• _Exercise aim_
Search the entries below. Return every line that has "Sequences" in it.

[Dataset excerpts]
--
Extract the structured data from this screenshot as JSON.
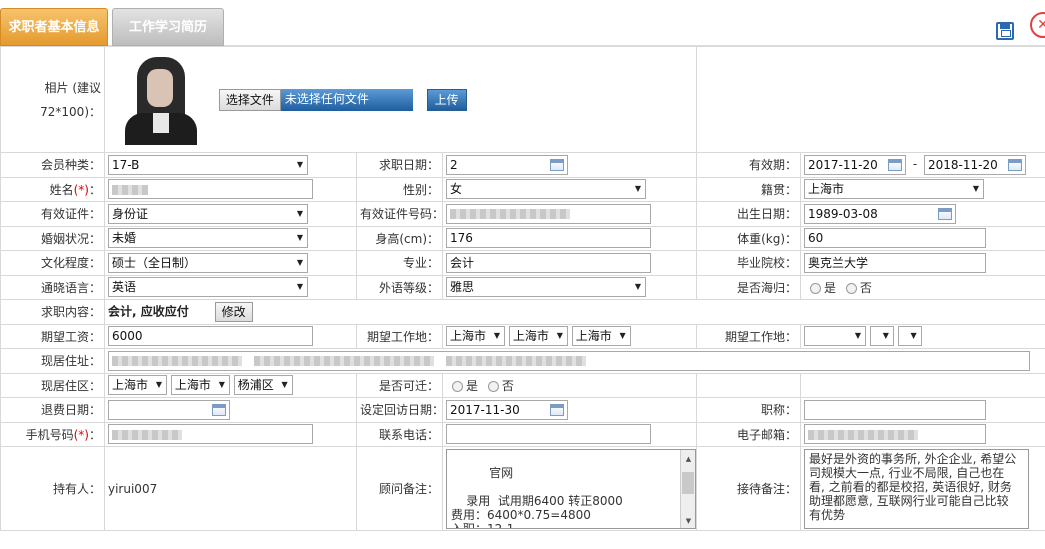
{
  "tabs": [
    {
      "label": "求职者基本信息",
      "active": true
    },
    {
      "label": "工作学习简历",
      "active": false
    }
  ],
  "photo": {
    "label": "相片 (建议72*100)：",
    "choose_file": "选择文件",
    "no_file": "未选择任何文件",
    "upload": "上传"
  },
  "member_type": {
    "label": "会员种类：",
    "value": "17-B"
  },
  "apply_date": {
    "label": "求职日期：",
    "value": "2"
  },
  "valid_period": {
    "label": "有效期：",
    "from": "2017-11-20",
    "dash": "-",
    "to": "2018-11-20"
  },
  "name": {
    "label": "姓名",
    "req": "(*)",
    "colon": "："
  },
  "gender": {
    "label": "性别：",
    "value": "女"
  },
  "native": {
    "label": "籍贯：",
    "value": "上海市"
  },
  "id_type": {
    "label": "有效证件：",
    "value": "身份证"
  },
  "id_no": {
    "label": "有效证件号码："
  },
  "birth": {
    "label": "出生日期：",
    "value": "1989-03-08"
  },
  "marital": {
    "label": "婚姻状况：",
    "value": "未婚"
  },
  "height": {
    "label": "身高(cm)：",
    "value": "176"
  },
  "weight": {
    "label": "体重(kg)：",
    "value": "60"
  },
  "education": {
    "label": "文化程度：",
    "value": "硕士（全日制）"
  },
  "major": {
    "label": "专业：",
    "value": "会计"
  },
  "school": {
    "label": "毕业院校：",
    "value": "奥克兰大学"
  },
  "language": {
    "label": "通晓语言：",
    "value": "英语"
  },
  "lang_level": {
    "label": "外语等级：",
    "value": "雅思"
  },
  "overseas": {
    "label": "是否海归：",
    "yes": "是",
    "no": "否"
  },
  "job_content": {
    "label": "求职内容：",
    "value": "会计, 应收应付",
    "edit": "修改"
  },
  "salary": {
    "label": "期望工资：",
    "value": "6000"
  },
  "work_place": {
    "label": "期望工作地：",
    "p1": "上海市",
    "p2": "上海市",
    "p3": "上海市"
  },
  "work_place2": {
    "label": "期望工作地："
  },
  "address": {
    "label": "现居住址："
  },
  "district": {
    "label": "现居住区：",
    "p1": "上海市",
    "p2": "上海市",
    "p3": "杨浦区"
  },
  "relocate": {
    "label": "是否可迁：",
    "yes": "是",
    "no": "否"
  },
  "refund_date": {
    "label": "退费日期："
  },
  "followup_date": {
    "label": "设定回访日期：",
    "value": "2017-11-30"
  },
  "title": {
    "label": "职称："
  },
  "mobile": {
    "label": "手机号码",
    "req": "(*)",
    "colon": "："
  },
  "phone": {
    "label": "联系电话："
  },
  "email": {
    "label": "电子邮箱："
  },
  "owner": {
    "label": "持有人：",
    "value": "yirui007"
  },
  "advisor_note": {
    "label": "顾问备注：",
    "value": "官网\n\n    录用  试用期6400 转正8000\n费用：6400*0.75=4800\n入职：12-1"
  },
  "reception_note": {
    "label": "接待备注：",
    "value": " 最好是外资的事务所, 外企企业, 希望公司规模大一点, 行业不局限, 自己也在看, 之前看的都是校招, 英语很好, 财务助理都愿意, 互联网行业可能自己比较有优势"
  }
}
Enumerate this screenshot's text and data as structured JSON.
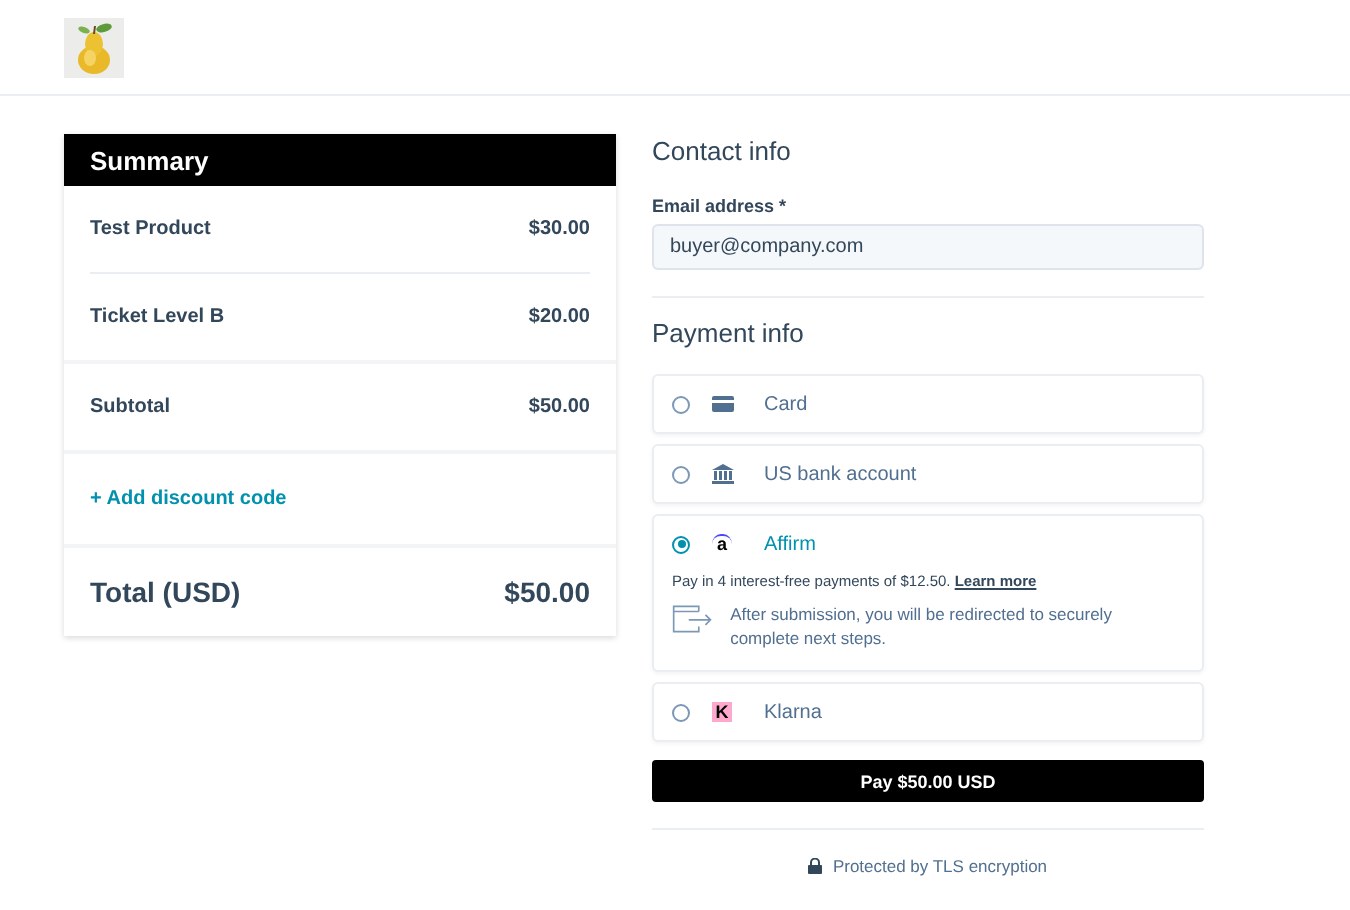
{
  "summary": {
    "title": "Summary",
    "items": [
      {
        "name": "Test Product",
        "price": "$30.00"
      },
      {
        "name": "Ticket Level B",
        "price": "$20.00"
      }
    ],
    "subtotal": {
      "label": "Subtotal",
      "value": "$50.00"
    },
    "discount_link": "+ Add discount code",
    "total": {
      "label": "Total (USD)",
      "value": "$50.00"
    }
  },
  "contact": {
    "title": "Contact info",
    "email_label": "Email address *",
    "email_value": "buyer@company.com"
  },
  "payment": {
    "title": "Payment info",
    "methods": [
      {
        "kind": "card",
        "label": "Card",
        "selected": false
      },
      {
        "kind": "bank",
        "label": "US bank account",
        "selected": false
      },
      {
        "kind": "affirm",
        "label": "Affirm",
        "icon_text": "a",
        "selected": true,
        "details": {
          "text": "Pay in 4 interest-free payments of $12.50.",
          "link": "Learn more",
          "note": "After submission, you will be redirected to securely complete next steps."
        }
      },
      {
        "kind": "klarna",
        "label": "Klarna",
        "icon_text": "K",
        "selected": false
      }
    ]
  },
  "pay_button": "Pay $50.00 USD",
  "footer": {
    "security_text": "Protected by TLS encryption"
  }
}
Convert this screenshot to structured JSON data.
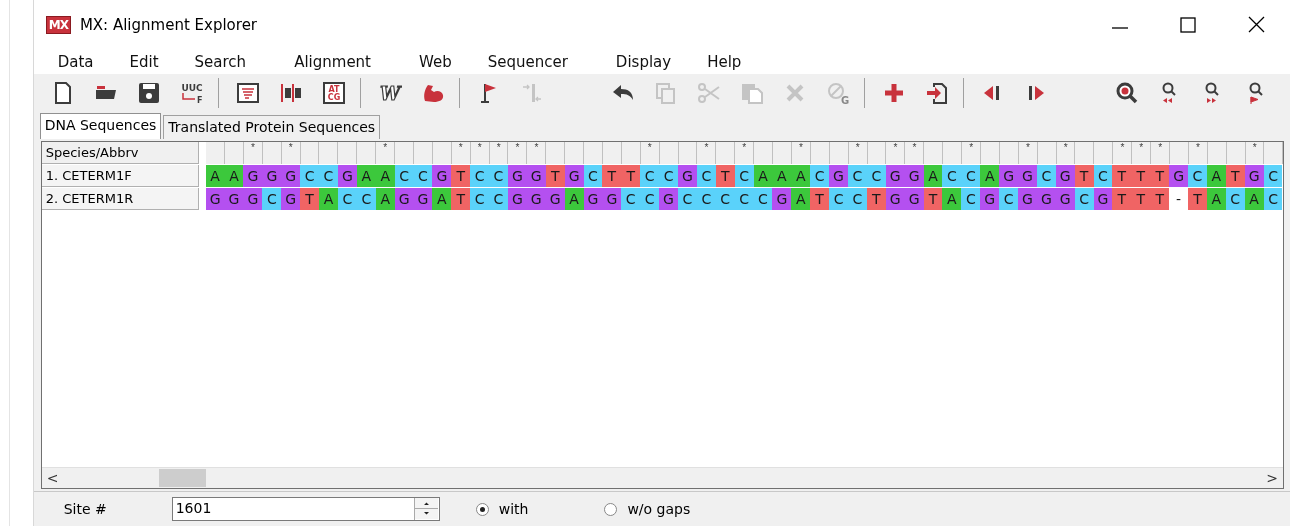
{
  "window": {
    "logo": "MX",
    "title": "MX: Alignment Explorer"
  },
  "menu": [
    "Data",
    "Edit",
    "Search",
    "Alignment",
    "Web",
    "Sequencer",
    "Display",
    "Help"
  ],
  "toolbar": [
    {
      "kind": "new",
      "disabled": false
    },
    {
      "kind": "open",
      "disabled": false
    },
    {
      "kind": "save",
      "disabled": false
    },
    {
      "kind": "translate",
      "disabled": false,
      "label": "UUC",
      "label2": "F"
    },
    {
      "kind": "separator"
    },
    {
      "kind": "text",
      "disabled": false
    },
    {
      "kind": "columns",
      "disabled": false
    },
    {
      "kind": "bases",
      "disabled": false,
      "label": "AT",
      "label2": "CG"
    },
    {
      "kind": "separator"
    },
    {
      "kind": "web",
      "disabled": false,
      "label": "W"
    },
    {
      "kind": "muscle",
      "disabled": false
    },
    {
      "kind": "separator"
    },
    {
      "kind": "flag",
      "disabled": false
    },
    {
      "kind": "insert",
      "disabled": true
    },
    {
      "kind": "space"
    },
    {
      "kind": "undo",
      "disabled": false
    },
    {
      "kind": "copy",
      "disabled": true
    },
    {
      "kind": "cut",
      "disabled": true
    },
    {
      "kind": "paste",
      "disabled": true
    },
    {
      "kind": "delete",
      "disabled": true
    },
    {
      "kind": "clear",
      "disabled": true,
      "label": "G"
    },
    {
      "kind": "separator"
    },
    {
      "kind": "add",
      "disabled": false
    },
    {
      "kind": "import",
      "disabled": false
    },
    {
      "kind": "separator"
    },
    {
      "kind": "prev",
      "disabled": false
    },
    {
      "kind": "next",
      "disabled": false
    },
    {
      "kind": "space"
    },
    {
      "kind": "search",
      "disabled": false
    },
    {
      "kind": "find-prev",
      "disabled": false
    },
    {
      "kind": "find-next",
      "disabled": false
    },
    {
      "kind": "find-marked",
      "disabled": false
    }
  ],
  "tabs": [
    {
      "label": "DNA Sequences",
      "selected": true
    },
    {
      "label": "Translated Protein Sequences",
      "selected": false
    }
  ],
  "alignment": {
    "header": "Species/Abbrv",
    "identity": "  * *    *   *****     *  * *  *  * **  *  * *  *** *  *",
    "rows": [
      {
        "name": "1. CETERM1F",
        "cells": [
          {
            "base": "A",
            "color": "#3cc83c"
          },
          {
            "base": "A",
            "color": "#3cc83c"
          },
          {
            "base": "G",
            "color": "#b450f0"
          },
          {
            "base": "G",
            "color": "#b450f0"
          },
          {
            "base": "G",
            "color": "#b450f0"
          },
          {
            "base": "C",
            "color": "#5ad2fa"
          },
          {
            "base": "C",
            "color": "#5ad2fa"
          },
          {
            "base": "G",
            "color": "#b450f0"
          },
          {
            "base": "A",
            "color": "#3cc83c"
          },
          {
            "base": "A",
            "color": "#3cc83c"
          },
          {
            "base": "C",
            "color": "#5ad2fa"
          },
          {
            "base": "C",
            "color": "#5ad2fa"
          },
          {
            "base": "G",
            "color": "#b450f0"
          },
          {
            "base": "T",
            "color": "#f06464"
          },
          {
            "base": "C",
            "color": "#5ad2fa"
          },
          {
            "base": "C",
            "color": "#5ad2fa"
          },
          {
            "base": "G",
            "color": "#b450f0"
          },
          {
            "base": "G",
            "color": "#b450f0"
          },
          {
            "base": "T",
            "color": "#f06464"
          },
          {
            "base": "G",
            "color": "#b450f0"
          },
          {
            "base": "C",
            "color": "#5ad2fa"
          },
          {
            "base": "T",
            "color": "#f06464"
          },
          {
            "base": "T",
            "color": "#f06464"
          },
          {
            "base": "C",
            "color": "#5ad2fa"
          },
          {
            "base": "C",
            "color": "#5ad2fa"
          },
          {
            "base": "G",
            "color": "#b450f0"
          },
          {
            "base": "C",
            "color": "#5ad2fa"
          },
          {
            "base": "T",
            "color": "#f06464"
          },
          {
            "base": "C",
            "color": "#5ad2fa"
          },
          {
            "base": "A",
            "color": "#3cc83c"
          },
          {
            "base": "A",
            "color": "#3cc83c"
          },
          {
            "base": "A",
            "color": "#3cc83c"
          },
          {
            "base": "C",
            "color": "#5ad2fa"
          },
          {
            "base": "G",
            "color": "#b450f0"
          },
          {
            "base": "C",
            "color": "#5ad2fa"
          },
          {
            "base": "C",
            "color": "#5ad2fa"
          },
          {
            "base": "G",
            "color": "#b450f0"
          },
          {
            "base": "G",
            "color": "#b450f0"
          },
          {
            "base": "A",
            "color": "#3cc83c"
          },
          {
            "base": "C",
            "color": "#5ad2fa"
          },
          {
            "base": "C",
            "color": "#5ad2fa"
          },
          {
            "base": "A",
            "color": "#3cc83c"
          },
          {
            "base": "G",
            "color": "#b450f0"
          },
          {
            "base": "G",
            "color": "#b450f0"
          },
          {
            "base": "C",
            "color": "#5ad2fa"
          },
          {
            "base": "G",
            "color": "#b450f0"
          },
          {
            "base": "T",
            "color": "#f06464"
          },
          {
            "base": "C",
            "color": "#5ad2fa"
          },
          {
            "base": "T",
            "color": "#f06464"
          },
          {
            "base": "T",
            "color": "#f06464"
          },
          {
            "base": "T",
            "color": "#f06464"
          },
          {
            "base": "G",
            "color": "#b450f0"
          },
          {
            "base": "C",
            "color": "#5ad2fa"
          },
          {
            "base": "A",
            "color": "#3cc83c"
          },
          {
            "base": "T",
            "color": "#f06464"
          },
          {
            "base": "G",
            "color": "#b450f0"
          },
          {
            "base": "C",
            "color": "#5ad2fa"
          }
        ]
      },
      {
        "name": "2. CETERM1R",
        "cells": [
          {
            "base": "G",
            "color": "#b450f0"
          },
          {
            "base": "G",
            "color": "#b450f0"
          },
          {
            "base": "G",
            "color": "#b450f0"
          },
          {
            "base": "C",
            "color": "#5ad2fa"
          },
          {
            "base": "G",
            "color": "#b450f0"
          },
          {
            "base": "T",
            "color": "#f06464"
          },
          {
            "base": "A",
            "color": "#3cc83c"
          },
          {
            "base": "C",
            "color": "#5ad2fa"
          },
          {
            "base": "C",
            "color": "#5ad2fa"
          },
          {
            "base": "A",
            "color": "#3cc83c"
          },
          {
            "base": "G",
            "color": "#b450f0"
          },
          {
            "base": "G",
            "color": "#b450f0"
          },
          {
            "base": "A",
            "color": "#3cc83c"
          },
          {
            "base": "T",
            "color": "#f06464"
          },
          {
            "base": "C",
            "color": "#5ad2fa"
          },
          {
            "base": "C",
            "color": "#5ad2fa"
          },
          {
            "base": "G",
            "color": "#b450f0"
          },
          {
            "base": "G",
            "color": "#b450f0"
          },
          {
            "base": "G",
            "color": "#b450f0"
          },
          {
            "base": "A",
            "color": "#3cc83c"
          },
          {
            "base": "G",
            "color": "#b450f0"
          },
          {
            "base": "G",
            "color": "#b450f0"
          },
          {
            "base": "C",
            "color": "#5ad2fa"
          },
          {
            "base": "C",
            "color": "#5ad2fa"
          },
          {
            "base": "G",
            "color": "#b450f0"
          },
          {
            "base": "C",
            "color": "#5ad2fa"
          },
          {
            "base": "C",
            "color": "#5ad2fa"
          },
          {
            "base": "C",
            "color": "#5ad2fa"
          },
          {
            "base": "C",
            "color": "#5ad2fa"
          },
          {
            "base": "C",
            "color": "#5ad2fa"
          },
          {
            "base": "G",
            "color": "#b450f0"
          },
          {
            "base": "A",
            "color": "#3cc83c"
          },
          {
            "base": "T",
            "color": "#f06464"
          },
          {
            "base": "C",
            "color": "#5ad2fa"
          },
          {
            "base": "C",
            "color": "#5ad2fa"
          },
          {
            "base": "T",
            "color": "#f06464"
          },
          {
            "base": "G",
            "color": "#b450f0"
          },
          {
            "base": "G",
            "color": "#b450f0"
          },
          {
            "base": "T",
            "color": "#f06464"
          },
          {
            "base": "A",
            "color": "#3cc83c"
          },
          {
            "base": "C",
            "color": "#5ad2fa"
          },
          {
            "base": "G",
            "color": "#b450f0"
          },
          {
            "base": "C",
            "color": "#5ad2fa"
          },
          {
            "base": "G",
            "color": "#b450f0"
          },
          {
            "base": "G",
            "color": "#b450f0"
          },
          {
            "base": "G",
            "color": "#b450f0"
          },
          {
            "base": "C",
            "color": "#5ad2fa"
          },
          {
            "base": "G",
            "color": "#b450f0"
          },
          {
            "base": "T",
            "color": "#f06464"
          },
          {
            "base": "T",
            "color": "#f06464"
          },
          {
            "base": "T",
            "color": "#f06464"
          },
          {
            "base": "-"
          },
          {
            "base": "T",
            "color": "#f06464"
          },
          {
            "base": "A",
            "color": "#3cc83c"
          },
          {
            "base": "C",
            "color": "#5ad2fa"
          },
          {
            "base": "A",
            "color": "#3cc83c"
          },
          {
            "base": "C",
            "color": "#5ad2fa"
          }
        ]
      }
    ],
    "scroll_left": "<",
    "scroll_right": ">"
  },
  "status": {
    "site_label": "Site #",
    "site_value": "1601",
    "gap_options": [
      {
        "label": "with",
        "selected": true
      },
      {
        "label": "w/o gaps",
        "selected": false
      }
    ]
  }
}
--
• _Result below_
      "label": "DNA Sequences",
      "label": "Translated Protein Sequences",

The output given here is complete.